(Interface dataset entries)

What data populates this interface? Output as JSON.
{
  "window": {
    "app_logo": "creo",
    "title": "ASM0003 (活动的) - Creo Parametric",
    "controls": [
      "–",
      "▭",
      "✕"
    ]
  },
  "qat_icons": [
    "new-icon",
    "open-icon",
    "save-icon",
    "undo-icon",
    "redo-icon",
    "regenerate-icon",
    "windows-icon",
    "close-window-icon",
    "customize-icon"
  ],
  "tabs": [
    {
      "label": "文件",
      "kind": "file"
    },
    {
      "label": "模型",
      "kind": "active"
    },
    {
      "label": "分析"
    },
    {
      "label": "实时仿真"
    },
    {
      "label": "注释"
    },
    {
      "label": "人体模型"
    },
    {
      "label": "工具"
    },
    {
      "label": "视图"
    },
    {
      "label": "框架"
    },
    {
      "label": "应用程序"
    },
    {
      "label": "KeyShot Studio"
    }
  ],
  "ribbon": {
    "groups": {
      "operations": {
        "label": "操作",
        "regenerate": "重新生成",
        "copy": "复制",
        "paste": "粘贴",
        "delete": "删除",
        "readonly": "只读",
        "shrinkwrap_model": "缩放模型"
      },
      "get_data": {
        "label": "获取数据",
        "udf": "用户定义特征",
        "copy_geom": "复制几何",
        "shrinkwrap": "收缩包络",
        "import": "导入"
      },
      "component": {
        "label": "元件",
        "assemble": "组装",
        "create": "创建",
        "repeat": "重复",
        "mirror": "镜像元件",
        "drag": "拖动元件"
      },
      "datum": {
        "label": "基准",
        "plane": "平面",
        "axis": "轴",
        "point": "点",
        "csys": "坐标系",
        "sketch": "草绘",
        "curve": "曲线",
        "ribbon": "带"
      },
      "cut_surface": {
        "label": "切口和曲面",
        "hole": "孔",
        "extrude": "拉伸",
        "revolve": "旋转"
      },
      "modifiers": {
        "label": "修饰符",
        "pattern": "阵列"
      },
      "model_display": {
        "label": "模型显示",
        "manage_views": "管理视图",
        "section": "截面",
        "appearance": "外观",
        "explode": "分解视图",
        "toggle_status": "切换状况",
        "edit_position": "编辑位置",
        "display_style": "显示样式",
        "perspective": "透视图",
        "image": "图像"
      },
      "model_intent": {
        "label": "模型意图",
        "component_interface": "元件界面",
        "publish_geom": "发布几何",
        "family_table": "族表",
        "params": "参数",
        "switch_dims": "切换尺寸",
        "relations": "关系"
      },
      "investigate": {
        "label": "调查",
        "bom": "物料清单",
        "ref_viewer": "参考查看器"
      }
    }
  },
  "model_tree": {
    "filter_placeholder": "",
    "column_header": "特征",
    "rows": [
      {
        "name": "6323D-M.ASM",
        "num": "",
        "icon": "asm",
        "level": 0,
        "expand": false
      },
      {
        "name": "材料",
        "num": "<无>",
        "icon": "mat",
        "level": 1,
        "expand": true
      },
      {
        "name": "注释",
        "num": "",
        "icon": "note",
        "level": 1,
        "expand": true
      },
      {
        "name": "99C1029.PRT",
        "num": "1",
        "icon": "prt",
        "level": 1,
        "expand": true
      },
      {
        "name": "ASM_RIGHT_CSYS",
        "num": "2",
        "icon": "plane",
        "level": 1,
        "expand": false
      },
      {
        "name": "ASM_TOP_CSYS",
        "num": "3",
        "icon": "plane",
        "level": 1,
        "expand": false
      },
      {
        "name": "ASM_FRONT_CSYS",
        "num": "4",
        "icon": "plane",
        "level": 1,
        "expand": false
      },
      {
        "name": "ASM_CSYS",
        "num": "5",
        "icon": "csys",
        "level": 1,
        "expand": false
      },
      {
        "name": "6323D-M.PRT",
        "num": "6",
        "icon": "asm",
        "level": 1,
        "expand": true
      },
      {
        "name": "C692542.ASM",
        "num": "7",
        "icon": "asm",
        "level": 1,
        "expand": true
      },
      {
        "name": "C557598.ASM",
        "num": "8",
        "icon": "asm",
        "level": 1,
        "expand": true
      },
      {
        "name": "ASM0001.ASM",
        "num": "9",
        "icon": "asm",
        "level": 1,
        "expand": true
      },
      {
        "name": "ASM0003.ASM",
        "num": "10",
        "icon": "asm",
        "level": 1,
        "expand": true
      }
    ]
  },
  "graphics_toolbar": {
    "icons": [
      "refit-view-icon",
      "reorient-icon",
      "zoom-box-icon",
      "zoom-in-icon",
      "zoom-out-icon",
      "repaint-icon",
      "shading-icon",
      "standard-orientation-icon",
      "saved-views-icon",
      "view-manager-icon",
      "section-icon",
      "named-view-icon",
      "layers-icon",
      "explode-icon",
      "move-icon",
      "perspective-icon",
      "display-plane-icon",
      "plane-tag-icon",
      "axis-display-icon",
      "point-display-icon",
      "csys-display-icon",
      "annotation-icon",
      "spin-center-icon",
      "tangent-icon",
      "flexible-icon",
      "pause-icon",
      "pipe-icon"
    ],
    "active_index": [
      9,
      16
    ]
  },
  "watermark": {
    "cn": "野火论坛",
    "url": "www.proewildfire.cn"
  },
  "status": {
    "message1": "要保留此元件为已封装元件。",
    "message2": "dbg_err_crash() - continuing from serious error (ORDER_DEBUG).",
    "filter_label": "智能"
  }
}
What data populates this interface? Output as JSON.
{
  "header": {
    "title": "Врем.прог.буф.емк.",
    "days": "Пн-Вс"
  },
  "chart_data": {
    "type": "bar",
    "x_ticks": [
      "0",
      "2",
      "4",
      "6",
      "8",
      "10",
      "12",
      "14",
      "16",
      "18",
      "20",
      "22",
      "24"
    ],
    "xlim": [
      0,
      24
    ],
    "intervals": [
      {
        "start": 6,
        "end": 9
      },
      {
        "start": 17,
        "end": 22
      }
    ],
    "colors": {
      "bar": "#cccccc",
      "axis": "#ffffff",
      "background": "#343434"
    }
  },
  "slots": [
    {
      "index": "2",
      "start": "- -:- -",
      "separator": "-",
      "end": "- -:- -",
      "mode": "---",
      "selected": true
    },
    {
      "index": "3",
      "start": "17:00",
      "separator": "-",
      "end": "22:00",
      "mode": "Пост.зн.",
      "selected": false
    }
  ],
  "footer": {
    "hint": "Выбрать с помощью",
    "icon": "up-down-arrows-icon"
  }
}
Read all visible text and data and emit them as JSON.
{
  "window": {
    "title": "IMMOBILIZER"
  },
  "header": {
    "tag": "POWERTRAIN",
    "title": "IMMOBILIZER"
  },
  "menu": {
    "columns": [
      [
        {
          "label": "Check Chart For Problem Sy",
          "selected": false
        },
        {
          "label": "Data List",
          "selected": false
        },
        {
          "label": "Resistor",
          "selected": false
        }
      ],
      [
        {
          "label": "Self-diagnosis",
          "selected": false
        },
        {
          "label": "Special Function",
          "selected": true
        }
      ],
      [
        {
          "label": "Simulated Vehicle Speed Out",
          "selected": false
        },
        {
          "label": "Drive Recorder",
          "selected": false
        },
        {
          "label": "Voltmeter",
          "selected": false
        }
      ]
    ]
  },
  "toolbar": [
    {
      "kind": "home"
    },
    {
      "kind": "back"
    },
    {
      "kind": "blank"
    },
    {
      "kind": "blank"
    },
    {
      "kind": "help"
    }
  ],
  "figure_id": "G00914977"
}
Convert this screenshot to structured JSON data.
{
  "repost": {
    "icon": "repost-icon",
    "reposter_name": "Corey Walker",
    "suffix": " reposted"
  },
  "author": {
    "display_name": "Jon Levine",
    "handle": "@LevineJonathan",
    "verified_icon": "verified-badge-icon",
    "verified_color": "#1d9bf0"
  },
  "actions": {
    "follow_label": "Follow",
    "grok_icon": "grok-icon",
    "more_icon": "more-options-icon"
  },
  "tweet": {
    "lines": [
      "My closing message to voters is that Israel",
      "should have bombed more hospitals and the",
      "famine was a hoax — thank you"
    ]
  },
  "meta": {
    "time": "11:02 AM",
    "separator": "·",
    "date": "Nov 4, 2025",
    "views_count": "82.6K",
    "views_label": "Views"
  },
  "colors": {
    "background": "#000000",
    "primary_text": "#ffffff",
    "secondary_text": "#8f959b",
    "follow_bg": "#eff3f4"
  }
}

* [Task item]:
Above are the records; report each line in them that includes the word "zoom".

* [Exercise response]:
      "zoom-box-icon",
      "zoom-in-icon",
      "zoom-out-icon",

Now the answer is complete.